Client: Victorinox (Swiss Army brand sunglasses), Shelton, Conn.

Agency: Hill, Holliday, Connors, Cosmopulos, Boston

Creative Directors: Mike Sheehan, Dave Gardiner

Art Director: Tim Foley

Copywriter: Marty Donohue

A national print and outdoor advertising campaign for Swiss Army sunglasses positions the new high-end eyewear as the next essential piece of equipment from the makers of Swiss Army knives. ‘We were using the legacy of the Swiss Army knife, riding the coattails of that into the product launch,’ said Marty Donohue, the Hill, Holliday, Connors, Cosmopulos copywriter who helped create the campaign. One execution depicts a motorcade with the copy ‘American presidents have given our knives as gifts to emperors, kings and dignitaries. Now they’ve got a little something to offer their Secret Service pals.’ Another ad featuring military divers states ‘Navy Seals bring our knives on every one of their underwater missions. Now they’ll be equipped to hit the beaches, too.’ Each ad in the series includes a product shot and closes with the tagline ‘Shield Your Eyes.’ The campaign is Hill, Holliday’s first work for the client since it won the assignment last year. Ads will run this year in Men’s Health, Rolling Stone, Wired and elsewhere. Billboards and bus shelter posters with similar themes will also be rolled out nationwide. The client plans to spend about $3.5 million on advertisements to support the product launch, Donohue said.–David Gianatasio

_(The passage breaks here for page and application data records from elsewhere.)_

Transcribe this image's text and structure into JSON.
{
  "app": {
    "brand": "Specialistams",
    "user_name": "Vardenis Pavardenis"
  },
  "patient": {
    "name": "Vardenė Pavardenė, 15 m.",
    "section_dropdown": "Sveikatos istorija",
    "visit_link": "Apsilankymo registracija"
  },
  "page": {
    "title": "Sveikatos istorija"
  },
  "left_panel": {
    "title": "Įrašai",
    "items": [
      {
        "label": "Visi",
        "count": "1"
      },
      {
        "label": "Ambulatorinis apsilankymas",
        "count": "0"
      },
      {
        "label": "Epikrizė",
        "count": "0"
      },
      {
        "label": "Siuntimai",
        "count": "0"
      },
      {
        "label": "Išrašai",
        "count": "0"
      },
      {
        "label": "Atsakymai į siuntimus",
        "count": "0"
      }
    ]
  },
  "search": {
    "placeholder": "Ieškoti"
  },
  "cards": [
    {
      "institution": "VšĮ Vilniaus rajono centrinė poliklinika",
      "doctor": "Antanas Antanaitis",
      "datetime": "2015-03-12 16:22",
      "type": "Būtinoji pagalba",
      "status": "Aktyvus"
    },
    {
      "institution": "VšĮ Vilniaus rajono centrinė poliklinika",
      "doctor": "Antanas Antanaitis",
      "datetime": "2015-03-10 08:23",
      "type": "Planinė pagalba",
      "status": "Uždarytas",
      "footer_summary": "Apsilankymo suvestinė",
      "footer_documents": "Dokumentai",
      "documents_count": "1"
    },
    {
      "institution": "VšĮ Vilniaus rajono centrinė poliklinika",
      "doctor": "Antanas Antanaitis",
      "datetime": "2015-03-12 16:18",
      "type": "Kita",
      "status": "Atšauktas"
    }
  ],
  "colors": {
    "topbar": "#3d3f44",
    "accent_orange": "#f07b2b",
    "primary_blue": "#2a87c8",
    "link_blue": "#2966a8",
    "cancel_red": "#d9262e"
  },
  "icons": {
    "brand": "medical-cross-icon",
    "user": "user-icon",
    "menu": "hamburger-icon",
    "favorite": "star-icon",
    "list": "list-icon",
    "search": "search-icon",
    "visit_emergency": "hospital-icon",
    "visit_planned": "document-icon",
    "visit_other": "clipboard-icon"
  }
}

Client: Mothers Against Drunk Driving, Woodbridge, Conn.

Agency: Pagano Schenck & Kay, Boston Creative Director: Woody Kay

Art Director: Carla Mooney Copywriter: Dylan Lee Editor: Tim Kane

Spray graffiti and you could get tossed in jail for six months. Drink, drive and kill someone and you may get sent home with a slap on the wrist. A Pagano Schenck & Kay employee experienced this first-hand after losing a family member to a drunken-driving accident. That galvanized staffers at the Boston agency to create a pro bono campaign for the Connecticut chapter of Mothers Against Drunk Driving. Print and outdoor advertisements, designed to look like roadside signs, compare the lenient sentences sometimes given drunken drivers with the stiffer penalties assigned infractions such as walking on the grass, shoplifting and not curbing a dog. ‘We were struck by how light the sentences were for the convicted drivers,’ explained principal Woody Kay. ‘They were

really trivializing the whole act.’ One advertisement captures the inequity with the headline ‘NO GRAFFITI.’ The body copy continues: ‘Convicted persons may serve six months in jail. That’s two months more than what a drunk driver served after smashing her car into 14-year-old Eric Zimmerman. Eric’s head was pierced by a chain-link fence, which killed him.’ The tagline is ‘It’s a serious crime. Let’s treat it that way.’ Said art director Carla Mooney: ‘We wanted to help the families see justice.’ She added, ‘By comparing a very petty crime to a serious one, we made the message very powerful and shocking.’ In addition to the print executions, the campaign includes a television commercial and billboards. Later this year, the organization intends to introduce the campaign nationally.

–Sarah Jones

Copyright ASM Communications, Inc. (1997) ALL RIGHTS RESERVED

New England